## What you are asked to do
Please set down every entry below exactly as given.

### Records supplied ###

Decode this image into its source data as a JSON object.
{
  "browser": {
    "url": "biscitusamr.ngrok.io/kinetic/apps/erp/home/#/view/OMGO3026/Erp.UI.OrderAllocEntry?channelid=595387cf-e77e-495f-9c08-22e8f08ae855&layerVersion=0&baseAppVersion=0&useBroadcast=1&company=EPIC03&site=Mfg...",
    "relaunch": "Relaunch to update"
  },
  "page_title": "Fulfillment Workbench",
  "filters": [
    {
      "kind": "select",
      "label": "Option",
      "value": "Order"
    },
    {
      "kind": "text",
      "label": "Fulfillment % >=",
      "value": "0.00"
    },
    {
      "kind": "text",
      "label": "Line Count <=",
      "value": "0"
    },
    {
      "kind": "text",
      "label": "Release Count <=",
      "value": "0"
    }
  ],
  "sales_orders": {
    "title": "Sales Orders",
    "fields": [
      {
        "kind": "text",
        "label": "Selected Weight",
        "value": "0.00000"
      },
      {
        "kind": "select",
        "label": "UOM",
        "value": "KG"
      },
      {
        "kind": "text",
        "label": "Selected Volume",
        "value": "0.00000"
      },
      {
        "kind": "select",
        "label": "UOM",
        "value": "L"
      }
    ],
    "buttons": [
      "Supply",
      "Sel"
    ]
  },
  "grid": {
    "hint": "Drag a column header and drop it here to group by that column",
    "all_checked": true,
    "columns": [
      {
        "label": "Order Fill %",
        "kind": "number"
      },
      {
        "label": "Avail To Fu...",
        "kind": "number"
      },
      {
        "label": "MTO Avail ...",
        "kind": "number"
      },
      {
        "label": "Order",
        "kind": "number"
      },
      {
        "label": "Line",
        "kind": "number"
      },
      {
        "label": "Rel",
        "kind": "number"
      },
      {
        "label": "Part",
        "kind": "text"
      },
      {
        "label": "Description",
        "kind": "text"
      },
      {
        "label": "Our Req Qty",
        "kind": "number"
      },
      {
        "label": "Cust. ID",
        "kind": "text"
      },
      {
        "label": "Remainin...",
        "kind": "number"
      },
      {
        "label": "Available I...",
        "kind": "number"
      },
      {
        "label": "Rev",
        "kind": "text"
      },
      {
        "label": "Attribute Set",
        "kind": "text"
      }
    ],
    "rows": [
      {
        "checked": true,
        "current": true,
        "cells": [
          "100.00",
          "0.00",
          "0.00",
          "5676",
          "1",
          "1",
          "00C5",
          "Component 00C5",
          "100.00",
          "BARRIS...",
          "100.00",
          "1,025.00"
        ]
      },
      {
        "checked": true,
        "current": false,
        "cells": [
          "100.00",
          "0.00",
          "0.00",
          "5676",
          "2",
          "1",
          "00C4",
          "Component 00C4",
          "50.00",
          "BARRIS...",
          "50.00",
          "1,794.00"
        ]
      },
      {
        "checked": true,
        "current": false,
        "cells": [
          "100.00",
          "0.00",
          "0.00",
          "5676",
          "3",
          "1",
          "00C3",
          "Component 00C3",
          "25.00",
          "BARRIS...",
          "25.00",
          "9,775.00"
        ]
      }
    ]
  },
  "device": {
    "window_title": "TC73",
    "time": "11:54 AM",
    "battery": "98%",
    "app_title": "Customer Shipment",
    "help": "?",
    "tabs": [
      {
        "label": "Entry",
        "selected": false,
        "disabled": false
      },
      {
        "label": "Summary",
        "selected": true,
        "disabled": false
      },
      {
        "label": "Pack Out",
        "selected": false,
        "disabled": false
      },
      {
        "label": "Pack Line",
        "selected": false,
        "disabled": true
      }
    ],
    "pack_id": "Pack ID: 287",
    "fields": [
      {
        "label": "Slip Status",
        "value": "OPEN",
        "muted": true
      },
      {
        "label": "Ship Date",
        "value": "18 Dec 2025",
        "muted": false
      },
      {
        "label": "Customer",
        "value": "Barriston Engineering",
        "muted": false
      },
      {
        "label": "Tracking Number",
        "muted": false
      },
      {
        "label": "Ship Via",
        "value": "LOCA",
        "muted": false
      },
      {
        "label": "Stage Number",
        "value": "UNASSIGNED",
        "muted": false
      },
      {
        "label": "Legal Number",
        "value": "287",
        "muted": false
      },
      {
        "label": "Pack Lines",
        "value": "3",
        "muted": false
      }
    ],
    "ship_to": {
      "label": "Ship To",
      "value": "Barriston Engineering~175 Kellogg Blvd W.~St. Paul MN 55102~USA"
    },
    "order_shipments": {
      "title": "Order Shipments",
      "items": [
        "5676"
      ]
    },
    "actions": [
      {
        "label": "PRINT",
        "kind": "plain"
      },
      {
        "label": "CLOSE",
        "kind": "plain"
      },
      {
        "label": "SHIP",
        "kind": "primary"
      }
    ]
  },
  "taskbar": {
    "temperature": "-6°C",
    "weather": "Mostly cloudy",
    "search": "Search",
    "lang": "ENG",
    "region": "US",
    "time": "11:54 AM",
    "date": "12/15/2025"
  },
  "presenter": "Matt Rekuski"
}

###

## Answer box
Decode this image into its source data as a JSON object.
{
  "browser": {
    "url": "biscitusamr.ngrok.io/kinetic/apps/erp/home/#/view/OMGO3026/Erp.UI.OrderAllocEntry?channelid=595387cf-e77e-495f-9c08-22e8f08ae855&layerVersion=0&baseAppVersion=0&useBroadcast=1&company=EPIC03&site=Mfg...",
    "relaunch": "Relaunch to update"
  },
  "page_title": "Fulfillment Workbench",
  "filters": [
    {
      "kind": "select",
      "label": "Option",
      "value": "Order"
    },
    {
      "kind": "text",
      "label": "Fulfillment % >=",
      "value": "0.00"
    },
    {
      "kind": "text",
      "label": "Line Count <=",
      "value": "0"
    },
    {
      "kind": "text",
      "label": "Release Count <=",
      "value": "0"
    }
  ],
  "sales_orders": {
    "title": "Sales Orders",
    "fields": [
      {
        "kind": "text",
        "label": "Selected Weight",
        "value": "0.00000"
      },
      {
        "kind": "select",
        "label": "UOM",
        "value": "KG"
      },
      {
        "kind": "text",
        "label": "Selected Volume",
        "value": "0.00000"
      },
      {
        "kind": "select",
        "label": "UOM",
        "value": "L"
      }
    ],
    "buttons": [
      "Supply",
      "Sel"
    ]
  },
  "grid": {
    "hint": "Drag a column header and drop it here to group by that column",
    "all_checked": true,
    "columns": [
      {
        "label": "Order Fill %",
        "kind": "number"
      },
      {
        "label": "Avail To Fu...",
        "kind": "number"
      },
      {
        "label": "MTO Avail ...",
        "kind": "number"
      },
      {
        "label": "Order",
        "kind": "number"
      },
      {
        "label": "Line",
        "kind": "number"
      },
      {
        "label": "Rel",
        "kind": "number"
      },
      {
        "label": "Part",
        "kind": "text"
      },
      {
        "label": "Description",
        "kind": "text"
      },
      {
        "label": "Our Req Qty",
        "kind": "number"
      },
      {
        "label": "Cust. ID",
        "kind": "text"
      },
      {
        "label": "Remainin...",
        "kind": "number"
      },
      {
        "label": "Available I...",
        "kind": "number"
      },
      {
        "label": "Rev",
        "kind": "text"
      },
      {
        "label": "Attribute Set",
        "kind": "text"
      }
    ],
    "rows": [
      {
        "checked": true,
        "current": true,
        "cells": [
          "100.00",
          "0.00",
          "0.00",
          "5676",
          "1",
          "1",
          "00C5",
          "Component 00C5",
          "100.00",
          "BARRIS...",
          "100.00",
          "1,025.00"
        ]
      },
      {
        "checked": true,
        "current": false,
        "cells": [
          "100.00",
          "0.00",
          "0.00",
          "5676",
          "2",
          "1",
          "00C4",
          "Component 00C4",
          "50.00",
          "BARRIS...",
          "50.00",
          "1,794.00"
        ]
      },
      {
        "checked": true,
        "current": false,
        "cells": [
          "100.00",
          "0.00",
          "0.00",
          "5676",
          "3",
          "1",
          "00C3",
          "Component 00C3",
          "25.00",
          "BARRIS...",
          "25.00",
          "9,775.00"
        ]
      }
    ]
  },
  "device": {
    "window_title": "TC73",
    "time": "11:54 AM",
    "battery": "98%",
    "app_title": "Customer Shipment",
    "help": "?",
    "tabs": [
      {
        "label": "Entry",
        "selected": false,
        "disabled": false
      },
      {
        "label": "Summary",
        "selected": true,
        "disabled": false
      },
      {
        "label": "Pack Out",
        "selected": false,
        "disabled": false
      },
      {
        "label": "Pack Line",
        "selected": false,
        "disabled": true
      }
    ],
    "pack_id": "Pack ID: 287",
    "fields": [
      {
        "label": "Slip Status",
        "value": "OPEN",
        "muted": true
      },
      {
        "label": "Ship Date",
        "value": "18 Dec 2025",
        "muted": false
      },
      {
        "label": "Customer",
        "value": "Barriston Engineering",
        "muted": false
      },
      {
        "label": "Tracking Number",
        "muted": false
      },
      {
        "label": "Ship Via",
        "value": "LOCA",
        "muted": false
      },
      {
        "label": "Stage Number",
        "value": "UNASSIGNED",
        "muted": false
      },
      {
        "label": "Legal Number",
        "value": "287",
        "muted": false
      },
      {
        "label": "Pack Lines",
        "value": "3",
        "muted": false
      }
    ],
    "ship_to": {
      "label": "Ship To",
      "value": "Barriston Engineering~175 Kellogg Blvd W.~St. Paul MN 55102~USA"
    },
    "order_shipments": {
      "title": "Order Shipments",
      "items": [
        "5676"
      ]
    },
    "actions": [
      {
        "label": "PRINT",
        "kind": "plain"
      },
      {
        "label": "CLOSE",
        "kind": "plain"
      },
      {
        "label": "SHIP",
        "kind": "primary"
      }
    ]
  },
  "taskbar": {
    "temperature": "-6°C",
    "weather": "Mostly cloudy",
    "search": "Search",
    "lang": "ENG",
    "region": "US",
    "time": "11:54 AM",
    "date": "12/15/2025"
  },
  "presenter": "Matt Rekuski"
}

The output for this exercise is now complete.